(Recorded data)
----
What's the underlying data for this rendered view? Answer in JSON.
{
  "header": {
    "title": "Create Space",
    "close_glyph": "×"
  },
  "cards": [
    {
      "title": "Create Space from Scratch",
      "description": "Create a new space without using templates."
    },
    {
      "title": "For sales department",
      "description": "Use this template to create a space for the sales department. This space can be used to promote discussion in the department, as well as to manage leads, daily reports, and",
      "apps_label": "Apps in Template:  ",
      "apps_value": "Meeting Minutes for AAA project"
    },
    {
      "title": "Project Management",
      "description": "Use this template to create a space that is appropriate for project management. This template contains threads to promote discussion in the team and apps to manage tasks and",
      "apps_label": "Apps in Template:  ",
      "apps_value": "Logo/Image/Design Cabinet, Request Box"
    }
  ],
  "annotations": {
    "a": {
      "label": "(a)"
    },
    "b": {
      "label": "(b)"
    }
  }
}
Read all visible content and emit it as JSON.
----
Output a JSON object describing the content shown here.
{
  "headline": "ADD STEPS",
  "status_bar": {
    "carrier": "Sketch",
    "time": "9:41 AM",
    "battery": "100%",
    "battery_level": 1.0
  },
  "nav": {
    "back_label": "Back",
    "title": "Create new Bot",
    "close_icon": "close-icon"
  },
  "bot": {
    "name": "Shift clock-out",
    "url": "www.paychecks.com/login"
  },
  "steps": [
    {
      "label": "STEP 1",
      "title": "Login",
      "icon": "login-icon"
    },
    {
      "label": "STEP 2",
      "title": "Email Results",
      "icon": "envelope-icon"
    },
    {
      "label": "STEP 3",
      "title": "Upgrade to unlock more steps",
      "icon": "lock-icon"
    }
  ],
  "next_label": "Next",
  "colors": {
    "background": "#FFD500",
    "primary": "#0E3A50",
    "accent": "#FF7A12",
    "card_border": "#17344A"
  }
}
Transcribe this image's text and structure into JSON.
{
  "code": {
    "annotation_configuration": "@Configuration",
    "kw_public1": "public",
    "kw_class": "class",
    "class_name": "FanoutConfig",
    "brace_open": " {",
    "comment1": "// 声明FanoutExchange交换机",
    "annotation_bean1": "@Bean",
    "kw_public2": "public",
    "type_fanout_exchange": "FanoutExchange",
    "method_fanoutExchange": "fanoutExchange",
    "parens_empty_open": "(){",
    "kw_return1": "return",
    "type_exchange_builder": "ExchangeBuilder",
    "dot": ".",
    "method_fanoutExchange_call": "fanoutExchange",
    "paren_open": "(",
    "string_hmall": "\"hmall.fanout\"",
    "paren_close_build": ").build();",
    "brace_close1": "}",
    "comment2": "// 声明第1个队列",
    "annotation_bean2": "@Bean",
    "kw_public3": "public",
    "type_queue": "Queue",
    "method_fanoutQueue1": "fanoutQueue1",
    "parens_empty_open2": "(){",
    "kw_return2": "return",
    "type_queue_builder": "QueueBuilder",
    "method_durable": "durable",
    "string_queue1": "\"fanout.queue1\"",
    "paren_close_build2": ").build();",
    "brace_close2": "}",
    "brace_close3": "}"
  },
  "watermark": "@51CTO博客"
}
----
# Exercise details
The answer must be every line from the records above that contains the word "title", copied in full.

# Written answer
    "title": "Create Space",
      "title": "Create Space from Scratch",
      "title": "For sales department",
      "title": "Project Management",
    "title": "Create new Bot",
      "title": "Login",
      "title": "Email Results",
      "title": "Upgrade to unlock more steps",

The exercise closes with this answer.